### What you will do
Leave the pictures out. Return all other data exactly.

### Stored data
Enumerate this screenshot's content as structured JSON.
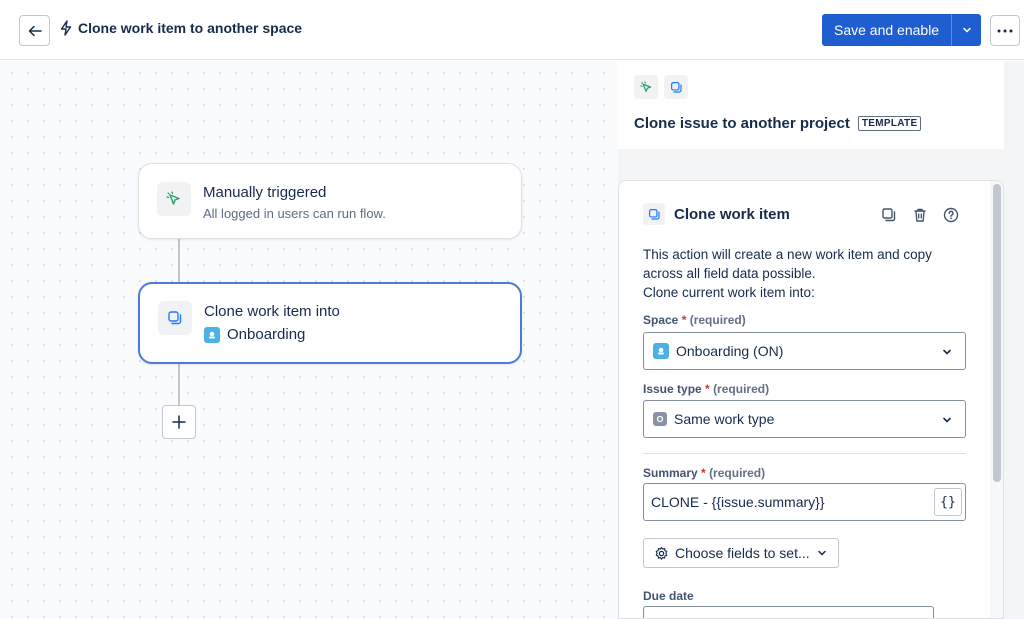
{
  "header": {
    "title": "Clone work item to another space",
    "save_label": "Save and enable"
  },
  "canvas": {
    "trigger_node": {
      "title": "Manually triggered",
      "subtitle": "All logged in users can run flow."
    },
    "action_node": {
      "title": "Clone work item into",
      "target": "Onboarding"
    }
  },
  "template": {
    "title": "Clone issue to another project",
    "badge": "TEMPLATE"
  },
  "config": {
    "title": "Clone work item",
    "description_line1": "This action will create a new work item and copy",
    "description_line2": "across all field data possible.",
    "description_line3": "Clone current work item into:",
    "space": {
      "label": "Space",
      "required_mark": "*",
      "required_text": "(required)",
      "value": "Onboarding (ON)"
    },
    "issue_type": {
      "label": "Issue type",
      "required_mark": "*",
      "required_text": "(required)",
      "value": "Same work type"
    },
    "summary": {
      "label": "Summary",
      "required_mark": "*",
      "required_text": "(required)",
      "value": "CLONE - {{issue.summary}}",
      "var_button": "{}"
    },
    "choose_fields_label": "Choose fields to set...",
    "due_date_label": "Due date"
  },
  "colors": {
    "primary": "#1f5ed1",
    "selected_border": "#4c7bd9",
    "trigger_icon": "#22a06b",
    "clone_icon": "#1d7afc",
    "required": "#c9372c"
  }
}
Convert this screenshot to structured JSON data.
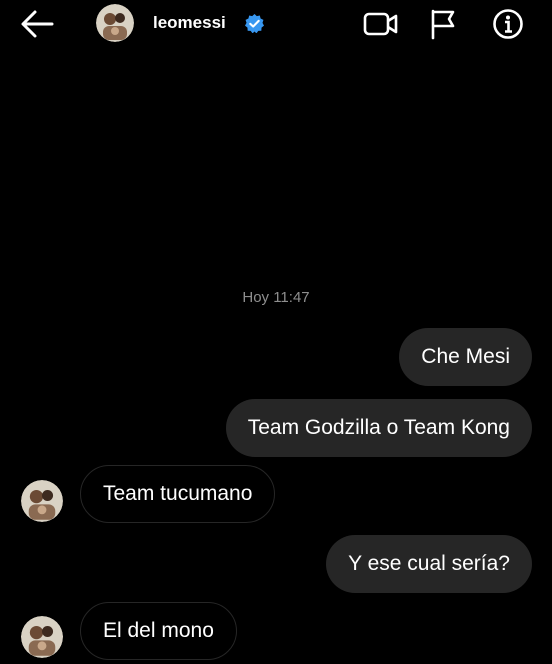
{
  "header": {
    "username": "leomessi",
    "icons": [
      "back-arrow-icon",
      "verified-badge-icon",
      "video-call-icon",
      "flag-icon",
      "info-icon"
    ]
  },
  "colors": {
    "background": "#000000",
    "sent_bubble": "#262626",
    "received_border": "#262626",
    "timestamp": "#8e8e8e",
    "verified_blue": "#3897f0"
  },
  "thread": {
    "timestamp": "Hoy 11:47",
    "messages": [
      {
        "direction": "sent",
        "text": "Che Mesi"
      },
      {
        "direction": "sent",
        "text": "Team Godzilla o Team Kong"
      },
      {
        "direction": "received",
        "text": "Team tucumano"
      },
      {
        "direction": "sent",
        "text": "Y ese cual sería?"
      },
      {
        "direction": "received",
        "text": "El del mono"
      }
    ]
  }
}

### Result of the exercise
Enumerate this screenshot's content as structured JSON.
{
  "header": {
    "title": "Clone work item to another space",
    "save_label": "Save and enable"
  },
  "canvas": {
    "trigger_node": {
      "title": "Manually triggered",
      "subtitle": "All logged in users can run flow."
    },
    "action_node": {
      "title": "Clone work item into",
      "target": "Onboarding"
    }
  },
  "template": {
    "title": "Clone issue to another project",
    "badge": "TEMPLATE"
  },
  "config": {
    "title": "Clone work item",
    "description_line1": "This action will create a new work item and copy",
    "description_line2": "across all field data possible.",
    "description_line3": "Clone current work item into:",
    "space": {
      "label": "Space",
      "required_mark": "*",
      "required_text": "(required)",
      "value": "Onboarding (ON)"
    },
    "issue_type": {
      "label": "Issue type",
      "required_mark": "*",
      "required_text": "(required)",
      "value": "Same work type"
    },
    "summary": {
      "label": "Summary",
      "required_mark": "*",
      "required_text": "(required)",
      "value": "CLONE - {{issue.summary}}",
      "var_button": "{}"
    },
    "choose_fields_label": "Choose fields to set...",
    "due_date_label": "Due date"
  },
  "colors": {
    "primary": "#1f5ed1",
    "selected_border": "#4c7bd9",
    "trigger_icon": "#22a06b",
    "clone_icon": "#1d7afc",
    "required": "#c9372c"
  }
}
Convert this screenshot to structured JSON data.
{
  "header": {
    "username": "leomessi",
    "icons": [
      "back-arrow-icon",
      "verified-badge-icon",
      "video-call-icon",
      "flag-icon",
      "info-icon"
    ]
  },
  "colors": {
    "background": "#000000",
    "sent_bubble": "#262626",
    "received_border": "#262626",
    "timestamp": "#8e8e8e",
    "verified_blue": "#3897f0"
  },
  "thread": {
    "timestamp": "Hoy 11:47",
    "messages": [
      {
        "direction": "sent",
        "text": "Che Mesi"
      },
      {
        "direction": "sent",
        "text": "Team Godzilla o Team Kong"
      },
      {
        "direction": "received",
        "text": "Team tucumano"
      },
      {
        "direction": "sent",
        "text": "Y ese cual sería?"
      },
      {
        "direction": "received",
        "text": "El del mono"
      }
    ]
  }
}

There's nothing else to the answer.